Short Prayers? What about justice? What about punishing those who have wronged me? What about condemning those who do evil? What about crushing my enemies so that only my friends remain? If my enemy has treated me unjustly, I am justified in taring that enemy limb from limb, right?
What about one big and final conflagration in which Satan and all evil people are killed and thrown into the lake of fire? Then, only the good will remain, right?
Vengeance is mine, I will repay, says the Lord. (Romans 12:19b)

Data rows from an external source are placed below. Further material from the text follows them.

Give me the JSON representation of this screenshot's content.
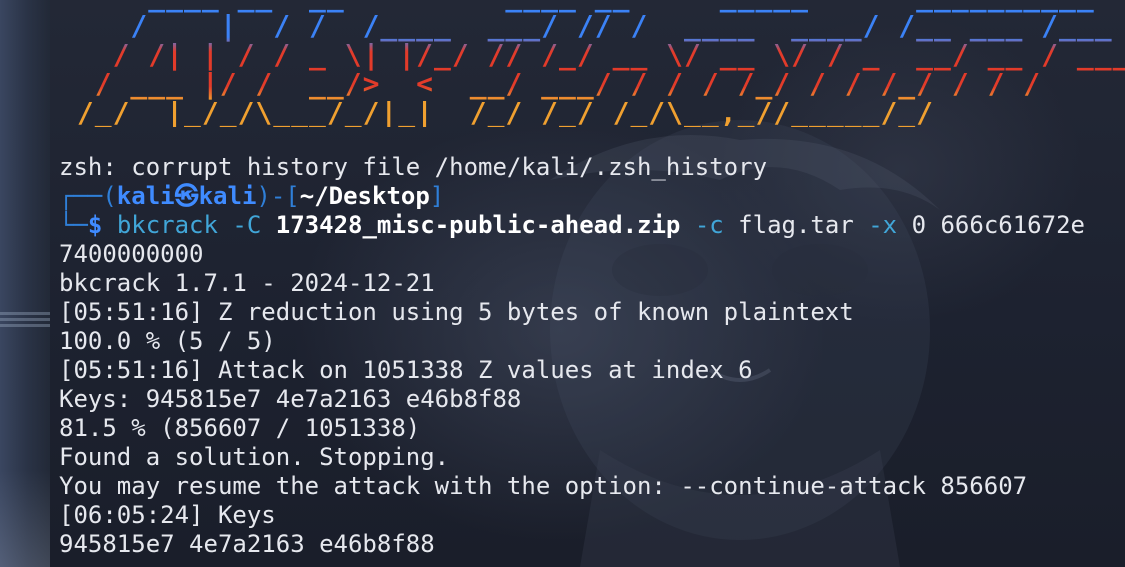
{
  "window": {
    "background_color": "#1b1f2a",
    "accent_blue": "#3f8bff",
    "banner_colors": [
      "#3b82f6",
      "#e23b2a",
      "#f0a030"
    ]
  },
  "banner": {
    "lines": [
      "     ____ __  __         ____ __     _____      __________  ",
      "    /    |  / /  /____  ___/ // /  ____  ____/ /__ ___ /___  ",
      "   / /| | / / _ \\| |/_/ // /_/ __ \\/ __ \\/ / _  __/ __ / ___/ ",
      "  / ___ |/ /  __/>  <  __/ ___/ / / / /_/ / / /_/ / / /    ",
      " /_/  |_/_/\\___/_/|_|  /_/ /_/ /_/\\__,_//_____/_/     "
    ]
  },
  "terminal": {
    "line_history_error": "zsh: corrupt history file /home/kali/.zsh_history",
    "prompt": {
      "frame_top": "┌──(",
      "user": "kali",
      "at_symbol": "㉿",
      "host": "kali",
      "frame_mid": ")-[",
      "path": "~/Desktop",
      "frame_end": "]",
      "frame_bottom": "└─",
      "dollar": "$"
    },
    "command": {
      "program": "bkcrack",
      "opt_C": "-C",
      "zip_file": "173428_misc-public-ahead.zip",
      "opt_c": "-c",
      "entry": "flag.tar",
      "opt_x": "-x",
      "offset": "0",
      "hex_part1": "666c61672e",
      "hex_part2": "7400000000"
    },
    "output": [
      "bkcrack 1.7.1 - 2024-12-21",
      "[05:51:16] Z reduction using 5 bytes of known plaintext",
      "100.0 % (5 / 5)",
      "[05:51:16] Attack on 1051338 Z values at index 6",
      "Keys: 945815e7 4e7a2163 e46b8f88",
      "81.5 % (856607 / 1051338)",
      "Found a solution. Stopping.",
      "You may resume the attack with the option: --continue-attack 856607",
      "[06:05:24] Keys",
      "945815e7 4e7a2163 e46b8f88"
    ]
  }
}
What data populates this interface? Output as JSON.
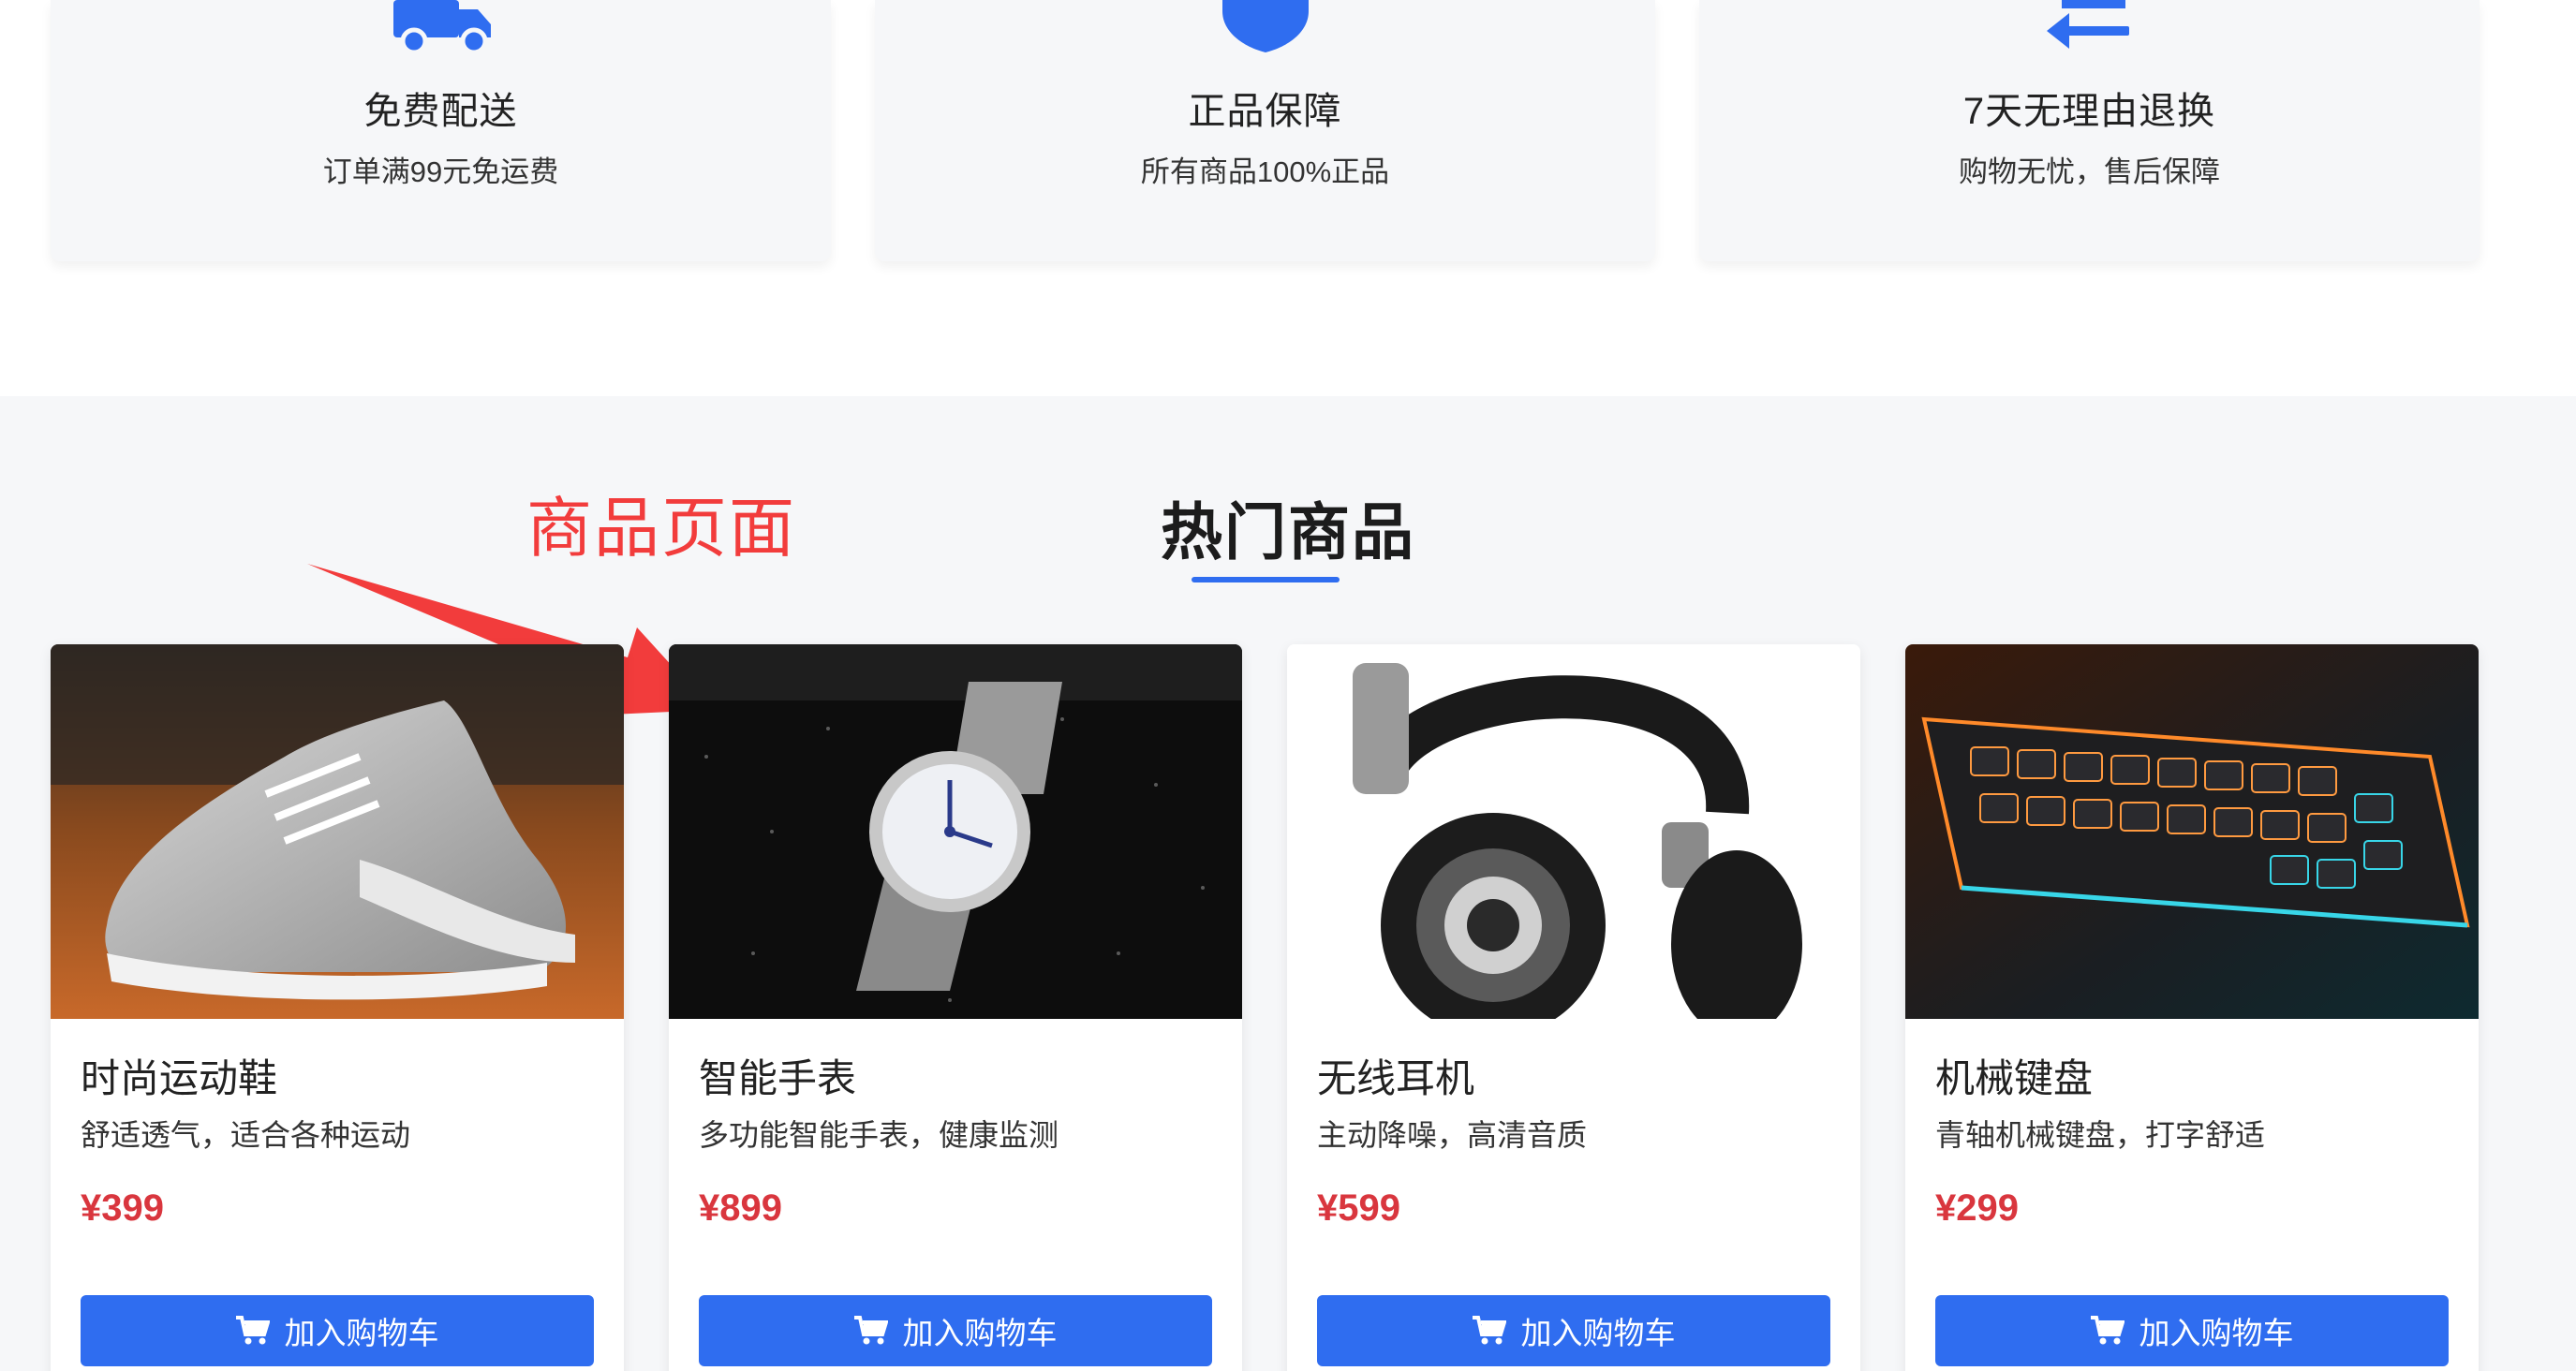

Hop-Frog is the hero of an Edgar Alan Poe story bearing this name. Hop-Frog is a dwarf slave and court jester for a king with a medieval mind. The king and his seven advisors insult and ridicule with insensitive abandon both Hop-Frog and his female slave friend, Trippetta. Hatching an ingenious plot to take vengeance, the mistreated jester chains the king and advisors to a chandelier during a palace ball. Hop-Frog then lights them on fire. He and Trippetta make their escape to freedom while the aghast guests watch the human torch.
My sympathies as a reader immediately go out to Hop-Frog, the underdog. It is a clear case of class oppression: a despotic king mistreating his peasant servants, a healthy bully making fun of a malformed dwarf. What a treat then to see the giant brought low, to see the underclass outsmart and overcome its oppressors.
Yet, I wonder. What does the desire for revenge do to the heart of the vengeful person? Does it produce hunger for hatred? Does it lead to violence, to counter-violence?
I am not asking a question of justice. Hop-Frog was properly executing retributive justice by executing the insensitive king. No, it is rather a question regarding the health of the human soul. This goes beyond justice. [Cartoon of Hop-Frog and Trippetta by Alan Rackham, 1935]
A sense of equality and fair play, in at least a rudimentary sense, is part of our natural endowment. We are born with it. It is innate. This applies to evil as well as good. [Hop-Frog’s fire, Alan Rackham, 1935]
Fairness makes justice equivalent to revenge. It produces the “eye for and eye, tooth for a tooth” perspective. It produces systems of justice for both clan and civil society.
Hence, revenge is natural. Yet, God does something unnatural. God reserves the right of revenge for himself. And divine vengeance does not always look like human vengeance. God repays evil with grace, suffering with sacrifice, death with life.
What would it mean, then, for us to turn vengeance over to a sacrificing God? Would it eliminate our thirst for justice? No, of course not. It is our thirst for overturning the world’s injustices that propels our moral fervor. Yet, to be infused with God’s sacrificial love might soften if not eliminate the accompanying hatred that drives revenge.
God of both justice and grace, quench our thirst for justice and dismiss from our souls any hunger for hatred. Amen.
Ted Peters is a Lutheran pastor and emeritus seminary professor. He is author of Short Prayers and The Cosmic Self. His one volume systematic theology is now in its 3rd edition, God—The World’s Future (Fortress 2015). He has undertaken a thorough examination of the sin-and-grace dialectic in two works, Sin: Radical Evil in Soul and Society (Eerdmans 1994) and Sin Boldly! (Fortress 2015). Watch for his forthcoming, The Voice of Public Christian Theology (ATF 2022). See his website: TedsTimelyTake.com.